Speculation began to swirl on Friday evening when Cuddyer was listed as retired on MLB.com's transactions page. Reporters were initially denied comment from the Mets, who could've put a stop to the speculation at that point but, for now-obvious reasons, did not.
Cuddyer turned down a $14 million qualifying offer from the Rockies at the end of the 2014 season and later signed a two-year, $21 million deal with the Mets. Cuddyer is still owed $12.5 million from that deal. He won't be leaving it all on the table, though; some sort of buyout is likely in place, per Rubin.
The Rockies used the draft pick awarded to them as a result of Cuddyer turning down the qualifying offer and signing with another team to draft high school pitcher Mike Nikorak, who struggled in his first taste of pro ball but is still considered a highly promising prospect. Meanwhile, Cuddyer was limited to just 117 games and 408 plate appearances, hitting .259/.309/.391 for the eventual National League champions.
In his three seasons in Colorado, Cuddyer won a batting title, hit for the cycle once and managed an overall .307/.362/.525 line. Over his 15-year career with the Mets, Rockies and Minnesota Twins, the Virginia native hit .277/.344/.461 with 197 home runs and accumulated 16.6 rWAR.
Cuddyer was injured frequently and played on a lot of bad teams during his time with the Rockies. But when he was on the field, he was a solid offensive performer, and perhaps more memorably, was one of the better dudes to ever don purple pinstripes.

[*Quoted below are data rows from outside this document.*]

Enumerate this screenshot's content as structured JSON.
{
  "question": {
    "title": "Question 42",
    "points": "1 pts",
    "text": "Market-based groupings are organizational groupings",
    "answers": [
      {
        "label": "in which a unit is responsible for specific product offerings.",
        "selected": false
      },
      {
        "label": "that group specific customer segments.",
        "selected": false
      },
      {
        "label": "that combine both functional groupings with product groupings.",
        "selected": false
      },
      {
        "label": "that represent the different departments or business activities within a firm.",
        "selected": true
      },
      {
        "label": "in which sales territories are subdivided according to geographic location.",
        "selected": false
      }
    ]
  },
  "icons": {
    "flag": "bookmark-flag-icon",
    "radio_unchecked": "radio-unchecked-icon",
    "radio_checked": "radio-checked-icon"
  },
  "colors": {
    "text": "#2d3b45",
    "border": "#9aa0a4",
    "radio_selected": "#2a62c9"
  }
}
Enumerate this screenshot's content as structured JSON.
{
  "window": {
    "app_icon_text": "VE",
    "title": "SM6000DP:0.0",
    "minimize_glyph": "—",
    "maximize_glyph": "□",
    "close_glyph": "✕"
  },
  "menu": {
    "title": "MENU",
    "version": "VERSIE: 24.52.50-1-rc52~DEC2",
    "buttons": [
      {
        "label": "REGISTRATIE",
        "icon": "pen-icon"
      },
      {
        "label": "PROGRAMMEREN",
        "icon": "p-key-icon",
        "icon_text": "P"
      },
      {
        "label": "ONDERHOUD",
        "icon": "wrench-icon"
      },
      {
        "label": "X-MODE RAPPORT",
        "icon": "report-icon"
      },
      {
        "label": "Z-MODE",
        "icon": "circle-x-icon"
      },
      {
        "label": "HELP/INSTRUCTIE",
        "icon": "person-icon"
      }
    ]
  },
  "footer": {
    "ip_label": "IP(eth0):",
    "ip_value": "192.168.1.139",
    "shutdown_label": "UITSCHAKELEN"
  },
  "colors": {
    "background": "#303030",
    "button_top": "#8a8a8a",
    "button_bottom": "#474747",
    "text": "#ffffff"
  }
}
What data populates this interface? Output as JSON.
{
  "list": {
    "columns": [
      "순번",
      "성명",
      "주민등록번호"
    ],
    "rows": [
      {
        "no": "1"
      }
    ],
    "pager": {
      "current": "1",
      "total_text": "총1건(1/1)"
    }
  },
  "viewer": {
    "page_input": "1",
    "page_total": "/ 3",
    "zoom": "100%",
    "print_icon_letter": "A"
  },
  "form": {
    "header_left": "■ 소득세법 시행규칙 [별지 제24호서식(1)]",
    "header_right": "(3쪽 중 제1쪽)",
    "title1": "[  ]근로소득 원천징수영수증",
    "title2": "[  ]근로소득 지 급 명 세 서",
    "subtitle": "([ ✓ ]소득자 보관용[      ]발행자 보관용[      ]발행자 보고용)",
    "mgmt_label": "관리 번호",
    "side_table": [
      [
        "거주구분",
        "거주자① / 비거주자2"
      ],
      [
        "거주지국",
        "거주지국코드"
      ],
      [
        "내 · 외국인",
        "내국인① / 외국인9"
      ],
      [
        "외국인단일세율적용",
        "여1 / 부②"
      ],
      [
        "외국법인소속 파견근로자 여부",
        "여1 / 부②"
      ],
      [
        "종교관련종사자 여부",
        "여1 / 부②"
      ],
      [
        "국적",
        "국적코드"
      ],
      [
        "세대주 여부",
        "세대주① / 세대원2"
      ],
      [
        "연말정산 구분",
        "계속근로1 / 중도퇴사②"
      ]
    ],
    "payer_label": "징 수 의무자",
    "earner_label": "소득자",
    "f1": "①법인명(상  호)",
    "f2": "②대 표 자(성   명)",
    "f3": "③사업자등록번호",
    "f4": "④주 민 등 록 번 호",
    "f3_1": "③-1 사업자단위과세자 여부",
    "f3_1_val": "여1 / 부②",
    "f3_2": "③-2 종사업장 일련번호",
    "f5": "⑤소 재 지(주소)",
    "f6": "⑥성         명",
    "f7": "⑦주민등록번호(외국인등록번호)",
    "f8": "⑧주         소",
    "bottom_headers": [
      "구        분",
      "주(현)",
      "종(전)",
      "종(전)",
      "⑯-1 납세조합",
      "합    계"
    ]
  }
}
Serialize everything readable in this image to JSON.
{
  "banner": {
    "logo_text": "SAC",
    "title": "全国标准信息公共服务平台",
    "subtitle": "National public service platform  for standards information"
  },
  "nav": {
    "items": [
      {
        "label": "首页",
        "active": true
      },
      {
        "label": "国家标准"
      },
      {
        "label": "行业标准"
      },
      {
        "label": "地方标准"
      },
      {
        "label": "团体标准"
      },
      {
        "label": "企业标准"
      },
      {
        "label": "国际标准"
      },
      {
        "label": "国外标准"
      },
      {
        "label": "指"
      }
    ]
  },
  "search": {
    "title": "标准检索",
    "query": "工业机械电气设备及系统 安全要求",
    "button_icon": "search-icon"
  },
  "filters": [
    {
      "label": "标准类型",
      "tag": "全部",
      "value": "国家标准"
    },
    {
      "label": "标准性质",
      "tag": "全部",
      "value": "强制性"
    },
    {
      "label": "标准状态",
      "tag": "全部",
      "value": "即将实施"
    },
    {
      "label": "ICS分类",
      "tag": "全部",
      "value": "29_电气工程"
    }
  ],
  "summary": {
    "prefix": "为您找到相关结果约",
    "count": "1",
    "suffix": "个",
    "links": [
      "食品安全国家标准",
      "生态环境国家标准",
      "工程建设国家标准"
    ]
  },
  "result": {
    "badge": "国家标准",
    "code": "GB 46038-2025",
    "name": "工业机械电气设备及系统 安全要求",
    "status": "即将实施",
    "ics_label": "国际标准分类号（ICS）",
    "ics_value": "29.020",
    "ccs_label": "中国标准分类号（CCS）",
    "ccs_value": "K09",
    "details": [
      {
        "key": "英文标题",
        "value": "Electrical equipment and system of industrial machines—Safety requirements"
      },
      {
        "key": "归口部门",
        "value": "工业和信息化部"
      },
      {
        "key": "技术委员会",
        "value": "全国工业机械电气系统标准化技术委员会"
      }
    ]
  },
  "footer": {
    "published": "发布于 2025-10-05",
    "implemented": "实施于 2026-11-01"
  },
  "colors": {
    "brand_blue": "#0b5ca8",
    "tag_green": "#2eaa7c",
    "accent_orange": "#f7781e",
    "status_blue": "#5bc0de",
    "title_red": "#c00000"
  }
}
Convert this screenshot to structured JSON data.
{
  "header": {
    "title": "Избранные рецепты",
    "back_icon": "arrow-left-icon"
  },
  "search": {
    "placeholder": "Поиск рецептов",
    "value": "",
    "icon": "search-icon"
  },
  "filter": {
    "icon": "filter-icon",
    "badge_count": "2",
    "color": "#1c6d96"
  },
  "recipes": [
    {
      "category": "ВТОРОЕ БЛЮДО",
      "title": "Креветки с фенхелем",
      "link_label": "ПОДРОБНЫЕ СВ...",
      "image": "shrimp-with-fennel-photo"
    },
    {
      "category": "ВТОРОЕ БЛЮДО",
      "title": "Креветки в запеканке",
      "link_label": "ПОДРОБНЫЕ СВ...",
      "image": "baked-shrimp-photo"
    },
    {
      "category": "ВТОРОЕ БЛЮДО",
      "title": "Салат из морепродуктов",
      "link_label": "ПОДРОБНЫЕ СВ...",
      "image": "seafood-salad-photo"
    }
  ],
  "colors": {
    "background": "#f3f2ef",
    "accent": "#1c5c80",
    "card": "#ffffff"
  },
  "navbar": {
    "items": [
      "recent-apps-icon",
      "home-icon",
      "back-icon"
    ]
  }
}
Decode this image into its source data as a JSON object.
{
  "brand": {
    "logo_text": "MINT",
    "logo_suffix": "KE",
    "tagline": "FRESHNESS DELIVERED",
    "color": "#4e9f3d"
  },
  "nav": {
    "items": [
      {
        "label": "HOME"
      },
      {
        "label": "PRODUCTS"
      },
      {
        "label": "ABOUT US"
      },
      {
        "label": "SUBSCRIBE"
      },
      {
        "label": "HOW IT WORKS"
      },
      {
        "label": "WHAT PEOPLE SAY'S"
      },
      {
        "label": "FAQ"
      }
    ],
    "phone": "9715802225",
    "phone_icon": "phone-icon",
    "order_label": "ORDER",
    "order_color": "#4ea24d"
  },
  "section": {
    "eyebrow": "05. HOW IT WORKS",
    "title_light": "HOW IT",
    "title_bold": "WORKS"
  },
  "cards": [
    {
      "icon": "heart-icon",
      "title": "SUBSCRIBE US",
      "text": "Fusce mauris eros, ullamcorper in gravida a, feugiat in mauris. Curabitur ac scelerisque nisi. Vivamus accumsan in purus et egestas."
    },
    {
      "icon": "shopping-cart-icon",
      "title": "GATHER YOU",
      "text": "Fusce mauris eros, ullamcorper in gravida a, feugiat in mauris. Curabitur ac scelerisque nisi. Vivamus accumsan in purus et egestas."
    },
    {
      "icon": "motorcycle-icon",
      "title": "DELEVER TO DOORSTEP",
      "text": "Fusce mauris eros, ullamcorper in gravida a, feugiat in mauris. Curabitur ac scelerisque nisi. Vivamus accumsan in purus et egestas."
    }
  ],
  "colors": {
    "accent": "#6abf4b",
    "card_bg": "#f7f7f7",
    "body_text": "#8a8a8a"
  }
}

We wish Cuddyer the best of luck in his post-baseball endeavors.